Perfect?

Thank you Mayor Maya Sanchez, for leaving a comment on my website to the 1.5 year old blog post I wrote entitled "Miscarriages."

Not only did I read your comment with amazement and curiosity and a heightened sense of how small the world is, I re-read that post about my fourth miscarriage and remembered so many of the feelings that I completely forgot. Probably a good thing I'm not a person who dwells. That was a pretty sad time.

Thank you for inspiring me to respond to your comment on my blog -- nearly 4 months since my last post. I have been ridiculously not proficient and lame. One thing investigative reporting absolutely kills is my blogbido--any desire to be open with the public. Everything is held thisclose to the vest and all my bandwidth is pretty much used up thinking about my stories and juggling long term projects about bad people who do bad things. It's the complete opposite of what inspired this blog -- the wonderment of new life and babies and sharing the experience of parenthood with the world. But twatever, I'll get over it and figure out a way to jot down my thoughts without getting fired. I hope. I mean yeezus, people are getting fired for everything these days.

But really Maya, wow. The comment was so thorough and detailed and candid...and out of nowhere. Like here's me, doo da doo, just put the girls to bed and checking my blog stats for the first time in weeks and suddenly I'm knee deep in this really intense comment from a fellow USF Don saying, "I remember thinking you were a doll but why the heck did you get so lucky in the game of life?! Now don't get me wrong, I never wished you ill, you were nothing but kind... It was just one of those situations where you just knew you'd never have as "perfect" a life as Vicky."

Snapalappa-dingdong!? (Pronounced SNAP-uh-lap-uh-ding-dong)

First, I was kind? That's a relief. Because I mostly don't use that adjective to describe myself. Like ever. 

Second, "As perfect a life as Vicky?"

You thought in college I was going to have some perfect kind of life? You saw me eating my snacks in class with God knows what kind of outfit on with my sunny yellow back pack and thought that to yourself? It's just so crazy but awesome but mind blowing all at once. Like in 2015, someone can easily randomly find me, scroll through my blog, and write me a very personal note that makes me stop in my tracks. Plus anyone who says they're trolling me is just funny. 

A few things went through my mind. 

Yes, I have a freaking crazy fortunate life. Fa realz. Like if I complain in any serious manner, you can shut me down. Immediately. Too many things have gone right in my life.

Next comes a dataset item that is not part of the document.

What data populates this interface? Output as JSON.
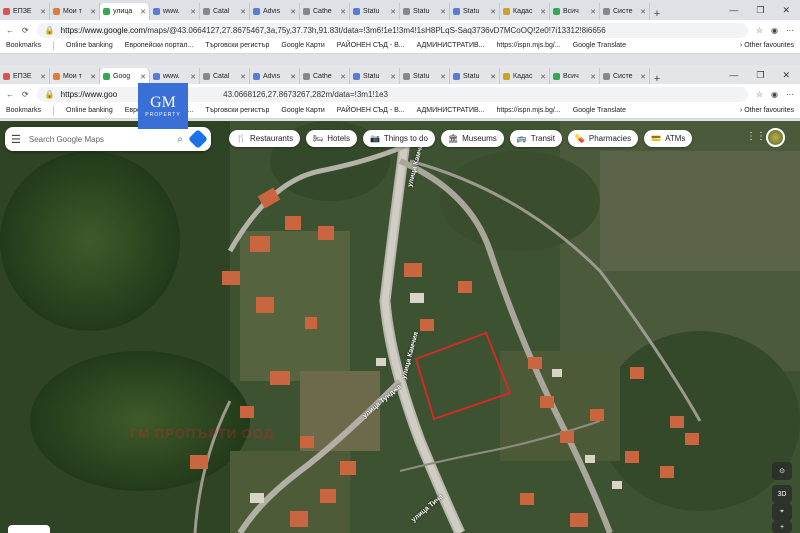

Starting with my parents' decision to get on a boat and come to this country, followed by the incredible kindness of strangers who helped us start our lives here, followed by a host of positive turns including my education, the mentors who took me under their wings, the family I married into, and the gift of two curious, hilarious, pure-hearted daughters. The list is, as you know, ridiculously long. 

But I appreciate so much what you wrote. Not because it's a back patting, but because I also want to remind people THE INTERNET IS NOT REAL. It is CURATED. Especially the social media stuff. People share what makes them look their Sunday best. They paint better than real pictures of their lives. They humblebrag the bejesus out of their accomplishments. There would be a lot less misery and envy if people had any clue how lame some other people really are. I'm thinking of 17 millennials at this moment who look uh-meezing online. In real life? Shallow, fragile, self-centered ninnies.

It's exactly why I wanted to write an unvarnished blog with insights and vulnerabilities and to talk about some of the really crappy things we go through. Like miscarriages. We are bound by our humanity, and to be human is to feel a range of emotions, including sadness and hopelessness and self-pity and jealous rage. Ahem.

I binge-watched some Real Housewives of Orange County on a recent flight cross country--thank you Virgin America for the unexpected free upgrade to business class it was UH-meezing--and one of the housewives says during the show open "No one's life is perfect, but mine is pretty close" and I thought to myself, I'm not a gazillionaire with no worries in the world and $10K gold sinks but I can dolphinitely relate. 

So I'm writing to say you saw something or predicted something way back in our good ole days at USF that is mostly very true. That I'm beyond grateful for. And that I try not to curate. I try to reveal what I can about the frustrations of working in a back-stabbing, highly competitive industry that's not really woman-friendly beyond a certain age. I try not to sugar coat the boring and repetitive parts of parenthood. I try to expose all the less than perfect parts of my life and all of our lives because that's our common ground. That's how we get through things. I've been through plenty of financial ups and downs and family dramas and personal screw ups and whenever it's my story to tell, I try to tell it. 

So many people, now you included, Maya, have written me emails or posted comments that just show me how small our world is and that at every turn, there is generally goodness in your fellow human being. Thank you for your incredibly well-written and kind note. You moved me and you re-energized the part of my soul that started this blogging exercise in the first place. When we can relate and connect and share, we learn and grow and feel less alone. 

Congratulations on your success and more importantly, on finding happiness. May it be deep and sustaining.

That's my wish for everyone. Except millennials. May you rot in your pools of smug ignorance.